Despite having spent very little time as an athlete myself, I have a big love for sports anime and manga. Kuroko’s Basketball, Haikyu!!, Free! Iwatobi Swim Club, Yuri!!! on Ice, you name it. Needless to say, I was intrigued earlier this year when Kodansha Comcis began localizing one of the most unique sports manga I’ve seen yet: Inouesatoh’s 10 Dance. It’s the first dance-based manga I’ve ever read, as well as one of the greatest romances. Sugiki and Suzuki’s sexual tension is captivating, and the character work thus far has been top-notch. Vol. 3 is out this week, and it collects chapters 11-15. The pair’s dancing gets more explicitly flirtatious than ever, and they hit in a major milestone in their relationship. So, is this installment good?
Artistically, Inousatoh continues to bring the manga’s world to life beautifully. The sense of motion to the characters is fantastic, especially when they dance. It’s a difficult art to convey effectively with still images, but this volume is brimming with energy. Dance scenes and particularly emotional moments make frequent use of sparkly patterns, which is both aesthetically pleasing and a source of comedy when the characters break the fourth wall to comment on them. The facial expressions are every bit as emotive as the body language, and a lot of the characterization comes from the main pair’s silent reactions. The page compositions are also very well-done, both maintaining a pleasant sense of balance and leading the reader’s eye along from panel to panel effortlessly.

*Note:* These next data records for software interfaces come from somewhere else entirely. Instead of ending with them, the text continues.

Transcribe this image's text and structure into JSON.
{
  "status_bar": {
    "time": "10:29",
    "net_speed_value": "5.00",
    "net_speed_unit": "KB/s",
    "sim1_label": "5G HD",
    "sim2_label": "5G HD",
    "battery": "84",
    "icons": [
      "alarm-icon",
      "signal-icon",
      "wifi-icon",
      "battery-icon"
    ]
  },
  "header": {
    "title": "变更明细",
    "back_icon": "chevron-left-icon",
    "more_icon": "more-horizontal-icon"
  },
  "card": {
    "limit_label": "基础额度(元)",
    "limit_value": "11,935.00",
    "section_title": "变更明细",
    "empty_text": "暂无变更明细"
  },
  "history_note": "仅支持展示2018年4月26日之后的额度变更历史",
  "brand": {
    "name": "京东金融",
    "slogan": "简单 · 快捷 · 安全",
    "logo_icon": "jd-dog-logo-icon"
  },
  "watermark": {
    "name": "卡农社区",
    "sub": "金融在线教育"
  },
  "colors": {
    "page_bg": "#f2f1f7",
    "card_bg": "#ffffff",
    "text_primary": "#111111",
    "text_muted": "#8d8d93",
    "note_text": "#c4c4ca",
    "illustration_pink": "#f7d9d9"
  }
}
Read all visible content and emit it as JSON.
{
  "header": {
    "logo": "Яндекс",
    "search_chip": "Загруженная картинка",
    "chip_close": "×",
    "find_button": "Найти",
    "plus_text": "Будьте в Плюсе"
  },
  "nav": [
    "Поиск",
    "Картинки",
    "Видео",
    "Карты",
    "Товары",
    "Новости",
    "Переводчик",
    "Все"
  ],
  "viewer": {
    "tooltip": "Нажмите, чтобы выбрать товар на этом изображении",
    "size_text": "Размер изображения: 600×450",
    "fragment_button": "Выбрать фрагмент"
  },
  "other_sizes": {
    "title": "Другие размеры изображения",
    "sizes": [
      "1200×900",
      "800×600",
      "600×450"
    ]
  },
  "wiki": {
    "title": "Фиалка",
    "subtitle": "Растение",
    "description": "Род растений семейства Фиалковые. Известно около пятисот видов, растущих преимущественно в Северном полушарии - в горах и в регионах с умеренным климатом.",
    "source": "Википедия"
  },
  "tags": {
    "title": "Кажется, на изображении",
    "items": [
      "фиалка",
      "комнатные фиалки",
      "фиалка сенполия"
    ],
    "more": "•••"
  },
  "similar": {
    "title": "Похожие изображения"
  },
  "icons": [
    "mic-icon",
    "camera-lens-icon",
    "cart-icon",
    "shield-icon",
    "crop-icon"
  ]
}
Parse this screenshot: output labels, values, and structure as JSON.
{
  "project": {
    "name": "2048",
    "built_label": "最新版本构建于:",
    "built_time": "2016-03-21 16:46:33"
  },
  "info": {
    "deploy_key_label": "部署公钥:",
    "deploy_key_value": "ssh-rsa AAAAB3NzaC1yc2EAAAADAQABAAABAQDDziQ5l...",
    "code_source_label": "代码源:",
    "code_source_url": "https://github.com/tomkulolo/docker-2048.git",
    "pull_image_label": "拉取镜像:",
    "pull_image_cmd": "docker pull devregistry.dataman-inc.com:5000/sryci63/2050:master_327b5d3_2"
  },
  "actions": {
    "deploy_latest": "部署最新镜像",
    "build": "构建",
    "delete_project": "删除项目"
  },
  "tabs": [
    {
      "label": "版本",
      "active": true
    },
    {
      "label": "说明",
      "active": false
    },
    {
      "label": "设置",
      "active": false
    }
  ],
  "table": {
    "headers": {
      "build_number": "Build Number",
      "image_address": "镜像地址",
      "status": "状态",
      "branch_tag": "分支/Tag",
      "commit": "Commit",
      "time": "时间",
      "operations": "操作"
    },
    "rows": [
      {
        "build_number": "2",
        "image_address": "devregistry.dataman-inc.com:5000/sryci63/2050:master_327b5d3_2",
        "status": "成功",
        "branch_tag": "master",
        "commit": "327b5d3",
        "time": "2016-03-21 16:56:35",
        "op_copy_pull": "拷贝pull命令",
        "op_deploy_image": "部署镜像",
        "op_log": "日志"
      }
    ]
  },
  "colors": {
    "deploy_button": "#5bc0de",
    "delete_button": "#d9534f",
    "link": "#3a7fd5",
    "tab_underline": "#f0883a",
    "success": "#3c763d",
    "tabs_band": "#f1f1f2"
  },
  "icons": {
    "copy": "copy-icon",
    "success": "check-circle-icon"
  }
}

The volume’s first chapter depicts a practice session in which Sugiki and Suzuki get much more racy with each other than ever before, and it’s hilarious. The two men are still closeted and in denial enough that they won’t acknowledge how turned on they are by their flirting, but the tension is off the charts. It also results in the usually stoic Sugiki saying things that make even the playboy Suzuki blush, awkward as his delivery is.
With that said, the duo’s dancing throughout can also be intimate in a more emotionally earnest, less teasing way. There are multiple scenes with them dancing outside together late at night in what are more or less rituals for them at this point. It’s really poignant to watch. Even if the pair aren’t yet being completely open about their feelings for each other, they’re still enjoying the act of spending time physically close to one another and reacting to the other’s energy. They are, quite literally, clinging on desperately. This longing results in the pair taking a dramatic step forward in the volume’s final chapter. Without spoiling what happens, I’ll simply say that it’s one of the manga’s most poignant scenes thus far.
There’s very little to complain about here. Some passages throughout are a bit confusing visually, but they’re generally rather short so they don’t disrupt things too much. The pacing can also get a little rushed in spots, but again, this doesn’t last for very long.
All in all, 10 Dance Vol. 3 is a poignant read overflowing with energetic visuals and sexual tension. Sugiki and Suzuki’s relationship continues to be riveting, and this volume moves things forward in a major way. There’s almost nothing to complain about here, and I’m as eager as always for the next installment.